The Impact of Free Software on competition
Do public administrations distort the market through the release of Free Software? An article by Prof. Dr. Simon Schlauri about the legal and economic arguments resulting from this question and originally written for our Public Money? Public Code - policy brochure.
Free Software is well established in the IT world. A significant number of companies, from SMEs to global corporations, invest considerable sums in the further development and use of Free Software. Public administrations now also regularly use Free Software. For example, for administration in municipalities, as a decision database for courts, or for the provision of geodata on the Internet1. The reasons for using Free Software in companies and public administrations are manifold, e.g. the openness of the standards used, the independence from suppliers and products, the exchange with the community of users and developers, security, as well as stability and possible cost savings.

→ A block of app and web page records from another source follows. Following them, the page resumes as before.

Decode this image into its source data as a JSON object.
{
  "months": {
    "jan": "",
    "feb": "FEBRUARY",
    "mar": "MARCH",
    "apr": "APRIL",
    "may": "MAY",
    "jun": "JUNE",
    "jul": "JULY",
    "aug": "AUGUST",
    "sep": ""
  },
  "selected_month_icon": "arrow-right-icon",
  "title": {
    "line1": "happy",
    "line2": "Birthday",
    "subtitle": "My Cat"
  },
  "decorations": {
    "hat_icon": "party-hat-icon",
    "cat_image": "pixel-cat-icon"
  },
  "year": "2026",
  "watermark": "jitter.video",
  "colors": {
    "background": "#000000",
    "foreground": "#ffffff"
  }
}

The free availability of Free Software creates an ecosystem in which software developers, providers of complementary services (such as maintenance or support), and users are equally involved. Another important advantage of the Free Software model is the accelerated software development by users and developers, once the software code is made available to third parties.
It is debatable whether the release of software under a Free Software licence by the state could violate competition neutrality (i.e., the obligation of the state to treat competitors equally). In some countries the obligation of ensuring competition neutrality of the state’s actions is a constitutional principle. It may also arise from European law, for example from single market policy, or from public procurement or state aid law.
If the state itself enters a market and pursues commercial interests in the process, this is generally unproblematic from a competition neutrality perspective. By contrast, in most cases the consideration of other motives (public interest) leads to a distortion of markets and hence violates competition neutrality. In extreme cases, private activity is even completely displaced by public supply because the community subsid‐ izes its services with the use of state funds from the general budget. Vice versa, it can be argued that the more the state acts as a rational private competitor, the less the risk of distortion of competition.
Permissibility of making Free Software available by the state is dependent on whether, from the point of view of a private market participant, the release of Free Software would also be a viable business model, i.e. whether a private market participant, in a similar situation as the community, would also decide to release the source code under a Free Software licence2.
In addition, a recourse to subsidy law may be helpful. Subsidies include non‐refundable cash benefits, preferential conditions for loans, guarantees, free or discounted services, and benefits in kind. According to EU case law, such benefits exist if a private investor, compared to therelevant public administration, has not taken the same measure in a comparable situation3.
Thus, since there are a number of reasons for private market participants to release their own code free of charge under a Free Software licence, its release by the state is often unproblematic from a competition neutrality perspective.
An exclusive focus on closed source software could violate the principle of competition neutrality
Moreover, an exclusive focus of public administrations on closed source software could also discriminate against the companies involved in the aforementioned Free Software ecosystem and thus also violate the principle of competition neutrality.
Furthermore, in terms of public procurement law, the question arises as to whether cooperation between two or more contracting public authorities is possible within the framework of a joint Free Software project. This is the case under the EU Public Procurement Directive, if there is a contractual basis between the public authorities under which common objectives are pursued, where cooperation is exclusively in the public interest, and where the contracting authorities involved perform less than 20% of the activities covered by the cooperation in the market as a whole. Especially in the case of administration‐specific software, this causes hardly any problems4.
It should be noted, however, that the disclosure of Free Software by a public administration might be problematic from a fair‐trade or administrative law perspective, if the disclosure exceeds the administration’s legally assigned tasks. So, for example, the distribution of general office software by any public administration would not be allowed5.
Nevertheless, in most cases, a government strategy to publish Free Software remains unproblematic, since there are many valid reasons for doing so which would also apply to private market participants.
About this article
This article was first published in the FSFE's "Public Money? Public Code!" - policy brochure. This brochure evaluates the modernisation of public infrastructure with using Free Software from the perspectives of academia, law, business, and government and stars leading experts from various ICT areas. The brochure is released in digital and print, and is published under a CC BY-SA 4.0 licence.
Prof. Dr. Simon Schlauri is an attorney and, since 2012, partner of the Swiss law firm Ronzani SchlauriAttorneys, which specialises in technology and information law. From 2009 to 2012 he worked as inhouse counsel in the IT and telecoms industry. Simon Schlauri received his doctorate on the subject of electronic signatures and habilitated in network neutrality (telecoms law). He regularly publishes on IT law topics and advises clients on IT law issues, particularly in the areas of open source software and open content.
- Thomas Poledna / Simon Schlauri / Samuel Schweizer, Gutachten zu den rechtlichen Voraussetzungen der Nutzung von Open Source Software in der öffentlichen Verwaltung, Berlin 2017, p. 23 ss.
- Poledna/Schlauri/Schweizer, p. 101 ss., 108.
- Poledna/Schlauri/Schweizer, P. 107 s.
- Poledna/Schlauri/Schweizer, p. 123 ss.
- Poledna/Schlauri/Schweizer, p. 85, 158.